One of the strange jobs I started was on the port Lewmar winch. It was seizing up, this can be due to old grease, but I had serviced the winch only a year ago, and this didn’t seem right. Once apart I could see the top half of the self tailng flange was corroded, this is down to the usual mixing of dissimilar metals. In this case an aluminium alloy and steel. The corroded aluminium was flaking off as a powder and falling down the shaft into the top bearing. I cleaned it up and rather than waste a stack of anti corrosion compound, I decided to make a gasket / washer to separate the metals. I will know in a year when I next service them if it worked.
My main worry is why after 35 years of being fine should it suddenly fail. I presume salt water must have got in to accelerate the corrosion, but why now. Perhaps I left a washer off or something leaving a small gap. Also I don’t normally get salt water in that area. Although I did wash a lot of bird shit off that area with the deck wash which is sea water?
I have covers on them now.

I make a terrible mess, and always end up with grease or oil on the teak

Once the boat varnishing and painting is complete we will head out to the islands for a few days, this should be fun, knowing we have a berth waiting for us anytime we need to return.

Varnish and a bit of a polish

On a sadder note, a catamaran was found washed up on the beach in Loreto with the owners dog aboard, It may not actually have been washed up, but possibly drove straight onto the beach by it’s autohelm, either way the solo male skipper was not onboard. A week later a body was recovered from the sea, which I believe is the owner. Presumably he fell overboard on passage, There was quite a blow around then of 25-30 knot northerlies, he was crossing the sea from the mainland and would have been in some big seas. A stark reminder of the dangers of solo nighttime passages especially if you don’t wear a harness.

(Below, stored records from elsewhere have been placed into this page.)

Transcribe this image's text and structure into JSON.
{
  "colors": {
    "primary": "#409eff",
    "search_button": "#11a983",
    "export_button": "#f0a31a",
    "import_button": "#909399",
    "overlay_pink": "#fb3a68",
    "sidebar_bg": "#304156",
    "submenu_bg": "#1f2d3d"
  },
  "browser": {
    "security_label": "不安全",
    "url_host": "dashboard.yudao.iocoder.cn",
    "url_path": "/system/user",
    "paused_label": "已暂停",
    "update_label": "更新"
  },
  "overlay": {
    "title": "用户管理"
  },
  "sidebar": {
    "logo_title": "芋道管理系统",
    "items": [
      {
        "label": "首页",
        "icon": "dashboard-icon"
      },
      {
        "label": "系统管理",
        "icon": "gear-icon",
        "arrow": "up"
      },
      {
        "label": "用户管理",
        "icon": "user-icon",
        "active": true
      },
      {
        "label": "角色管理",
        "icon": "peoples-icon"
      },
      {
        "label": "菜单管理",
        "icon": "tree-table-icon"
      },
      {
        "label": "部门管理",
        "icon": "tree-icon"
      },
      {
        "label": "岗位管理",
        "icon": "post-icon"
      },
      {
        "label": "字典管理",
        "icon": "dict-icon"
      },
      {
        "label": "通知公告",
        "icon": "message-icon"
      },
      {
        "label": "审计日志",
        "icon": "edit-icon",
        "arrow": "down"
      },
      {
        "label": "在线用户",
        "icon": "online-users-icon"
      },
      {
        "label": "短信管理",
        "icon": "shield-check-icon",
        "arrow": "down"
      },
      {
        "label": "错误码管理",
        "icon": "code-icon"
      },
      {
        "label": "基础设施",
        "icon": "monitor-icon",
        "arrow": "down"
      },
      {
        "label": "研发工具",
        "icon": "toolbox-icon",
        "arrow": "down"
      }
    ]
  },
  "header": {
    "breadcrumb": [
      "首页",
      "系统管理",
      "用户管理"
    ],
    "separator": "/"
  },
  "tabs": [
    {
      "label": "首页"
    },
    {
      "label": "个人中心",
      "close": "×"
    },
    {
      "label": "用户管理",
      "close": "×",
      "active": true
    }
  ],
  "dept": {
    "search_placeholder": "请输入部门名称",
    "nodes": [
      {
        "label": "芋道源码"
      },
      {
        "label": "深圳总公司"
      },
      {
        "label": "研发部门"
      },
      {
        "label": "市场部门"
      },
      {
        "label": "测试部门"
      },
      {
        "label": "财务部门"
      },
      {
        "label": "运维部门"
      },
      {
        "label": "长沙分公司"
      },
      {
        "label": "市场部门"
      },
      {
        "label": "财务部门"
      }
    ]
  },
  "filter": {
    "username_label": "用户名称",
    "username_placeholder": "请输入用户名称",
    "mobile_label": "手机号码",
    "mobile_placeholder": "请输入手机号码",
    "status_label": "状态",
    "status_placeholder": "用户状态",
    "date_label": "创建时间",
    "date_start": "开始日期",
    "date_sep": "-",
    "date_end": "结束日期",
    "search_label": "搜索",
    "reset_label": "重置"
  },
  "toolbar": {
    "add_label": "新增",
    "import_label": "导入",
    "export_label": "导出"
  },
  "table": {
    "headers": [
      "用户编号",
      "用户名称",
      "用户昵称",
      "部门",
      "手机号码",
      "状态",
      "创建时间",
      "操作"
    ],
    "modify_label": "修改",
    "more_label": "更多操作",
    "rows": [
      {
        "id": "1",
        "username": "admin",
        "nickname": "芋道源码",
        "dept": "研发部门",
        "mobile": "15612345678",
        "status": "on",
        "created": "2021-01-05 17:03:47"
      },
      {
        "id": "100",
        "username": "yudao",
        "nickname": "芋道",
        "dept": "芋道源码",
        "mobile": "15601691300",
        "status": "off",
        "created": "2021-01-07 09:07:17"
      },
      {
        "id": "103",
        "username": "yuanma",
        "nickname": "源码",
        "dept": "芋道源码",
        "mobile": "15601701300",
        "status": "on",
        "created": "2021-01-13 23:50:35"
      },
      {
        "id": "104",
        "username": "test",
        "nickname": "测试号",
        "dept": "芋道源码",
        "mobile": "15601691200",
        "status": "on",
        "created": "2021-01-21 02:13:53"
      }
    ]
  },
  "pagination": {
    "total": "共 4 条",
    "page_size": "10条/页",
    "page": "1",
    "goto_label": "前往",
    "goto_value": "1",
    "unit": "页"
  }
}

2nd April 2022
We are back from a trip around the islands. It was very relaxing, despite the calm weather not quite performing as expected, our first night in Bonanza bay had us bouncing in a heavy swell from the SE which wasnt expected. Our last night in Caleta Candeleros was similar, but the heavy old baba didn’t worry about the 20 knot gusts through the night and we both slept through it. On the plus side, all the other boats ran away to hide so we pretty much had the two bays to ourselves, excluding turtles, dolphins and sea lions.
I heard a photo of the recovered man I mentioned above had a diving fin on one foot and that he died of heart failure while in the water. I can’t imagine why a solo sailor would be diving on that passage from the mainland to here, unless he got something wrapped around his prop. Very sad whatever the reason.
I’m now working my way around the jobs I still need to do. A bit more varnishing, also Kathy has said she wants to visit Mazatlan, so we may sail over in a week or so, it’s a two day trip involving an overnight passage.

Not a russian one, but they have a mega sailboat alongside
As you do.
Kathy on Bonanza beach on Espiritu Santo
Our failed attempt to find the trail
Canderleos Bay with Sister Midnight in the background

Anchored in 5 metres, over sand
Roca Lobos (Sea Lion Rock) en route back to La Paz.

Paul Collister